__Aim of the task__
Write the data out again exactly, with no pictures.

__Input material__
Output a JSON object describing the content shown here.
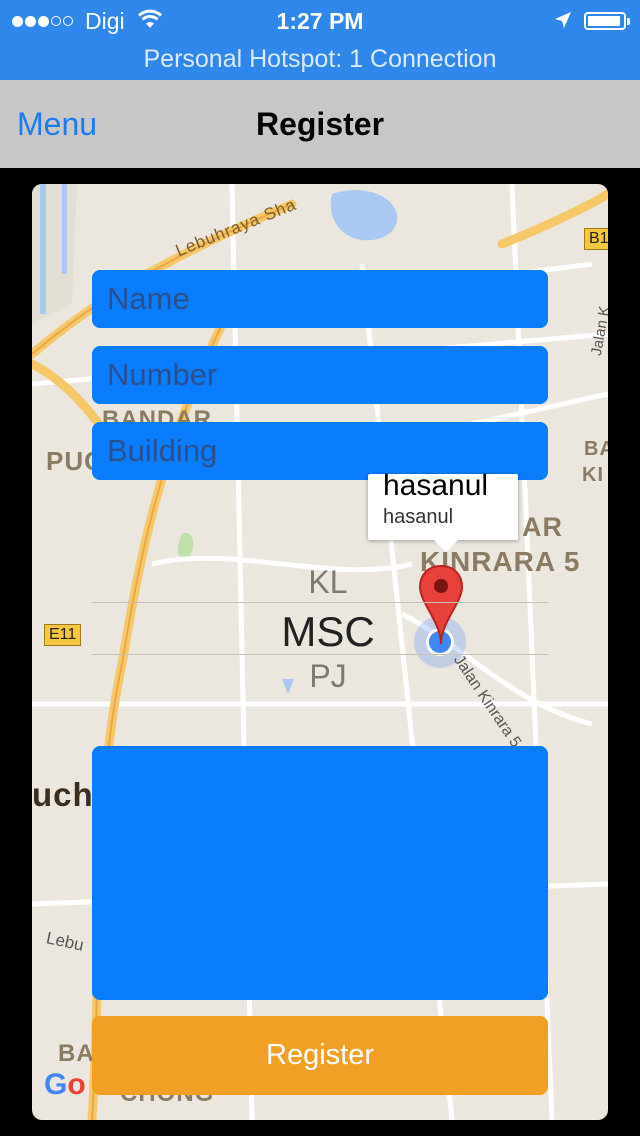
{
  "status_bar": {
    "carrier": "Digi",
    "time": "1:27 PM",
    "hotspot": "Personal Hotspot: 1 Connection",
    "battery_level": 0.95,
    "signal_bars": 3
  },
  "nav": {
    "back_label": "Menu",
    "title": "Register"
  },
  "form": {
    "name_placeholder": "Name",
    "number_placeholder": "Number",
    "building_placeholder": "Building",
    "register_label": "Register"
  },
  "map": {
    "callout_title": "hasanul",
    "callout_subtitle": "hasanul",
    "labels": {
      "lebuhraya": "Lebuhraya Sha",
      "bandar": "BANDAR",
      "puc": "PUC",
      "ar": "AR",
      "kinrara": "KINRARA 5",
      "ba_right": "BA",
      "ki_right": "KI",
      "e11": "E11",
      "b_top": "B1",
      "jalan_kinrara": "Jalan Kinrara 5",
      "jalan_right": "Jalan K",
      "ucho": "ucho",
      "lebu": "Lebu",
      "ba_bottom": "BA",
      "chong": "CHONG",
      "google": "Go"
    },
    "picker": {
      "above": "KL",
      "selected": "MSC",
      "below": "PJ"
    }
  },
  "colors": {
    "status_bg": "#2f86eb",
    "nav_bg": "#c7c7c7",
    "field_bg": "#0a7cff",
    "button_bg": "#f0a024",
    "pin": "#e8403a"
  }
}
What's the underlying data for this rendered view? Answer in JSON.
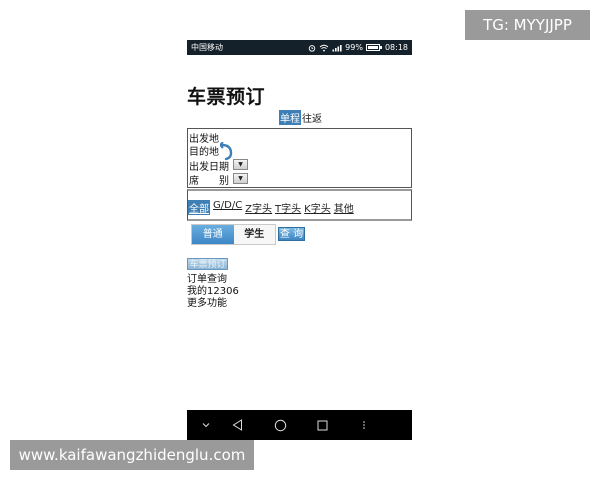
{
  "watermarks": {
    "top_right": "TG: MYYJJPP",
    "bottom_left": "www.kaifawangzhidenglu.com"
  },
  "status_bar": {
    "carrier": "中国移动",
    "battery": "99%",
    "time": "08:18"
  },
  "page": {
    "title": "车票预订"
  },
  "trip_type": {
    "selected": "单程",
    "other": "往返"
  },
  "search_form": {
    "from_label": "出发地",
    "to_label": "目的地",
    "date_label": "出发日期",
    "seat_label": "席　　别",
    "select_arrow": "▼"
  },
  "train_filter": {
    "items": [
      "全部",
      "G/D/C",
      "Z字头",
      "T字头",
      "K字头",
      "其他"
    ],
    "selected_index": 0
  },
  "ticket_type": {
    "tabs": [
      "普通",
      "学生"
    ],
    "selected_index": 0
  },
  "query_button": "查 询",
  "menu": {
    "active_tab": "车票预订",
    "items": [
      "订单查询",
      "我的12306",
      "更多功能"
    ]
  },
  "colors": {
    "accent_blue": "#3e7fb5",
    "status_bar_bg": "#15212a",
    "nav_bar_bg": "#000000",
    "watermark_bg": "#9a9a9a"
  },
  "icons": {
    "swap": "swap-arrow-icon",
    "nav_down": "chevron-down-icon",
    "nav_back": "back-triangle-icon",
    "nav_home": "home-circle-icon",
    "nav_recent": "recent-square-icon",
    "nav_more": "more-dots-icon"
  }
}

__Answer section__
Output a JSON object describing the content shown here.
{
  "status_bar": {
    "carrier": "Digi",
    "time": "1:27 PM",
    "hotspot": "Personal Hotspot: 1 Connection",
    "battery_level": 0.95,
    "signal_bars": 3
  },
  "nav": {
    "back_label": "Menu",
    "title": "Register"
  },
  "form": {
    "name_placeholder": "Name",
    "number_placeholder": "Number",
    "building_placeholder": "Building",
    "register_label": "Register"
  },
  "map": {
    "callout_title": "hasanul",
    "callout_subtitle": "hasanul",
    "labels": {
      "lebuhraya": "Lebuhraya Sha",
      "bandar": "BANDAR",
      "puc": "PUC",
      "ar": "AR",
      "kinrara": "KINRARA 5",
      "ba_right": "BA",
      "ki_right": "KI",
      "e11": "E11",
      "b_top": "B1",
      "jalan_kinrara": "Jalan Kinrara 5",
      "jalan_right": "Jalan K",
      "ucho": "ucho",
      "lebu": "Lebu",
      "ba_bottom": "BA",
      "chong": "CHONG",
      "google": "Go"
    },
    "picker": {
      "above": "KL",
      "selected": "MSC",
      "below": "PJ"
    }
  },
  "colors": {
    "status_bg": "#2f86eb",
    "nav_bg": "#c7c7c7",
    "field_bg": "#0a7cff",
    "button_bg": "#f0a024",
    "pin": "#e8403a"
  }
}
What's the underlying data for this rendered view? Answer in JSON.
{
  "watermarks": {
    "top_right": "TG: MYYJJPP",
    "bottom_left": "www.kaifawangzhidenglu.com"
  },
  "status_bar": {
    "carrier": "中国移动",
    "battery": "99%",
    "time": "08:18"
  },
  "page": {
    "title": "车票预订"
  },
  "trip_type": {
    "selected": "单程",
    "other": "往返"
  },
  "search_form": {
    "from_label": "出发地",
    "to_label": "目的地",
    "date_label": "出发日期",
    "seat_label": "席　　别",
    "select_arrow": "▼"
  },
  "train_filter": {
    "items": [
      "全部",
      "G/D/C",
      "Z字头",
      "T字头",
      "K字头",
      "其他"
    ],
    "selected_index": 0
  },
  "ticket_type": {
    "tabs": [
      "普通",
      "学生"
    ],
    "selected_index": 0
  },
  "query_button": "查 询",
  "menu": {
    "active_tab": "车票预订",
    "items": [
      "订单查询",
      "我的12306",
      "更多功能"
    ]
  },
  "colors": {
    "accent_blue": "#3e7fb5",
    "status_bar_bg": "#15212a",
    "nav_bar_bg": "#000000",
    "watermark_bg": "#9a9a9a"
  },
  "icons": {
    "swap": "swap-arrow-icon",
    "nav_down": "chevron-down-icon",
    "nav_back": "back-triangle-icon",
    "nav_home": "home-circle-icon",
    "nav_recent": "recent-square-icon",
    "nav_more": "more-dots-icon"
  }
}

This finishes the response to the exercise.